But keep your tears for me.
WHEN TWILIGHT DEWS.
Vpon the rosy sea, love,
I watch the star whose beam so oft
Has lighted me to thee, love.
Ah dost thou gaze at even,
Thou'lt yet be mine in heaven?
There's not a flower I see, love,
Some joy I've lost with thee, love.
When, friends and foes forgiven, The pains, the ills we've wept through here,
May turn to smiles in heaven.
Fanny, dearest, for thee I'd sigh;
To tears when thou art nigh.
So busy a life I live,
Is more than my heart can give. Then bid me not to despair and pine,
Fanny, dearest of all the dears! The Love that's ordered to bathe in wine
Would be sure to take cold in tears.
Reflected bright in this heart of mine,
Fanny, dearest, thy image lies;
If dimmed too often with sighs.
Who view it through sorrow's tear; And 'tis but to see thee truly bright
That I keep my eye-beam clear: . Then wait no longer till tears shall flow,
Fanny, dearest—the hope is vain ; If sunshine cannot dissolve thy snow,
I shall never attempt it with rain.
SIGH NOT THUS.
Nor for woman languish;

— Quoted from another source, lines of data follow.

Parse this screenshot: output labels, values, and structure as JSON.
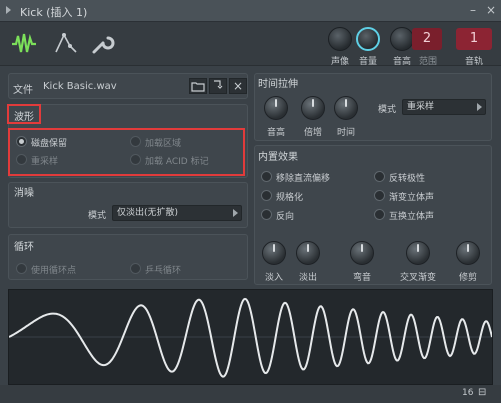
{
  "window": {
    "title": "Kick (插入 1)"
  },
  "toolbar": {
    "labels": {
      "pan": "声像",
      "volume": "音量",
      "pitch": "音高",
      "range_num": "2",
      "range": "范围",
      "track_num": "1",
      "track": "音轨"
    }
  },
  "file": {
    "label": "文件",
    "name": "Kick Basic.wav"
  },
  "waveform": {
    "title": "波形",
    "options": {
      "disk": "磁盘保留",
      "load_regions": "加载区域",
      "resample": "重采样",
      "load_acid": "加载 ACID 标记"
    }
  },
  "declick": {
    "title": "消噪",
    "mode_label": "模式",
    "mode_value": "仅淡出(无扩散)"
  },
  "loop": {
    "title": "循环",
    "use_loop": "使用循环点",
    "pingpong": "乒乓循环"
  },
  "time_stretch": {
    "title": "时间拉伸",
    "knobs": {
      "pitch": "音高",
      "mul": "倍增",
      "time": "时间"
    },
    "mode_label": "模式",
    "mode_value": "重采样"
  },
  "effects": {
    "title": "内置效果",
    "options": {
      "remove_dc": "移除直流偏移",
      "reverse_polarity": "反转极性",
      "normalize": "规格化",
      "fade_stereo": "渐变立体声",
      "reverse": "反向",
      "swap_stereo": "互换立体声"
    },
    "knobs": {
      "fade_in": "淡入",
      "fade_out": "淡出",
      "sweep": "弯音",
      "crossfade": "交叉渐变",
      "trim": "修剪"
    }
  },
  "status": {
    "number": "16"
  },
  "colors": {
    "accent_red": "#e23b3b",
    "knob_ring": "#5fd0e6",
    "wave": "#e6e9eb"
  }
}
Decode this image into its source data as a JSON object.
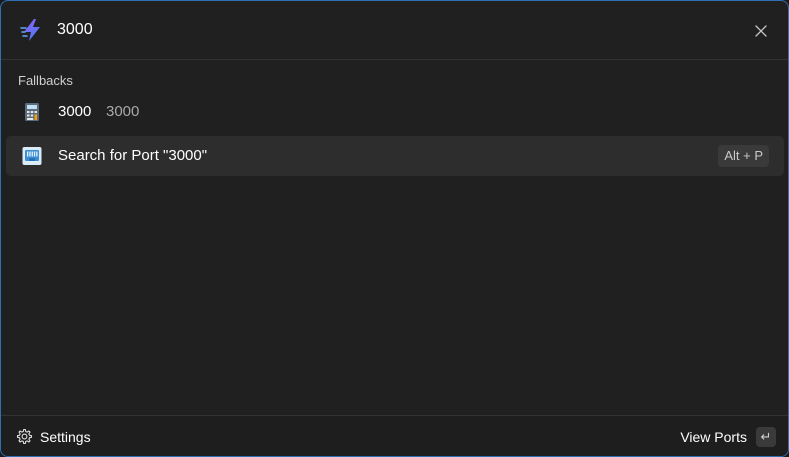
{
  "search": {
    "query": "3000",
    "placeholder": ""
  },
  "section": {
    "title": "Fallbacks"
  },
  "results": [
    {
      "title": "3000",
      "subtitle": "3000",
      "icon": "calculator-icon",
      "selected": false
    },
    {
      "title": "Search for Port \"3000\"",
      "icon": "network-port-icon",
      "shortcut": "Alt + P",
      "selected": true
    }
  ],
  "footer": {
    "settings_label": "Settings",
    "primary_action_label": "View Ports",
    "enter_glyph": "↵"
  },
  "colors": {
    "window_bg": "#202020",
    "selected_bg": "#2d2d2d",
    "border_accent": "#2f6fb3",
    "subtitle_text": "#a8a8a8"
  }
}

Worth one hour of anguish.
Moons have faded fast away,
Stars have ceased their shining ;
Feels as quick declining.
Fye, boy, banish hence
Hours soon fly away,
Charms soon die away ; Then the silly dream of the heart is o'er.
'TIS LOVE THAT MURMURS. Tis Love that murmurs in my breast,
And makes me shed the secret tear; Nor day nor night my heart has rest,
For night and day his voice I hear. Oh bird of love, with song so drear,
Make not my soul the nest of pain ! Oh let the wing which brought thee here
in pity waft thee hence again!
YOUNG ELLA. YOUNG Ella was the happiest maid
That ever hailed the infant spring, Her carol charmed the blissful shade,
Love tanght his favourite nymph to sing. But ah ! that sorrow's preying worm
Should nip the tender buds of peace ;
Alas, poor Ella!
That drinks the early tears of heaven, Bright as the dewy star that glows
Upon the blushing brow of even! How couldst thou, faithless Edmund, leave
A nymph so true, so brightly fair, In horror's darkling cell to weave The gloomy cypress of despair ?
Alas, poor Ella! No longer now the hamlet train
Her beauty, life, and sense admire, Bewildered is her aching brain,
And quenched is all that lively fire.
Where shadows veil the mountain height,
And fiends of darkness murmur low,
Alas, poor Elia!
Death steals thee to his lonely bower, Pity shall drop her angel tear,
And twine thy grave with many a flower.
Shall deck the rustic poet's lay;
Alas, poor Ella!
THE PILGRIM Holy be the pilgrim's sleep,
From the dreams of terror free; And may all who wake to weep
Rest to-night as sweet as he. "Hark! hark, did I hear a vesper sweil ?
It is, my love, some pilgrim's prayer !” - No, no, 'tis but the convent hell,
That tolled upon the midnight air !" “Now, now again, the voice I hear, Some holy man is wandering near : O pilgrim, where hast thou been roaming? Dark is the way, and midnight's coming !' 'Stranger, I've been o'er moor and mountain, To tell my beads at Agnes' fountain !” "And, pilgrim, say where art thou going? Dark is the way, the winds are blowing ?” “Weary with wandering, weak, I falter, To breathe my vows at Agnes' altar !” Strew then, oh strew his bed of rushes, Here he shall rest till morning blushes !
(Dirge heard from the convent within.) Peace to them whose days are done,
Death their eyelids closing ; Hark! the burial rite's begun, 'I is time for our reposing.
(Pilgrim throwing off his disguise.) “Here, then, my pilgrim's course is o'er.”
“'Tis my master, 'tis my master, Welcome! welcome home once more !"
WILT THOU SAY FAREWELL, LOVE I “ Wilt thou say farewell, love,
And from Zelinda part ? Zelinda's tears will tell, love,
The anguish of her heart.” "I'll still be thine, and thou'lt be mine,
I'll love thee though we sever; Oh ! say, can I e'er cease to sigh,
Or cease to love?-oh never.'
“Wilt thou think of me, love,
When thou art far away?” “Oh ! I'll think of thee, love,
Never, never stray!" “Let not other wiles, love,
Thy ardent heart betray; Remember Zelinda's smile, love,
Zelinda, far away!”
CEASE, OH CEASE TO TEMPT.
My tender heart to love,
So wild a flame approve.
To others I resign;
The careless bosom, inine,
That lovers' pains are sweet ;
Believe the fond deceit.
Consuming life in sighs;
And this I ne'er could prize.
JOYS THAT PASS AWAY. Joys that pass away like this,
Alas! are purchased dear, If every beam of bliss
Is followed by a tear.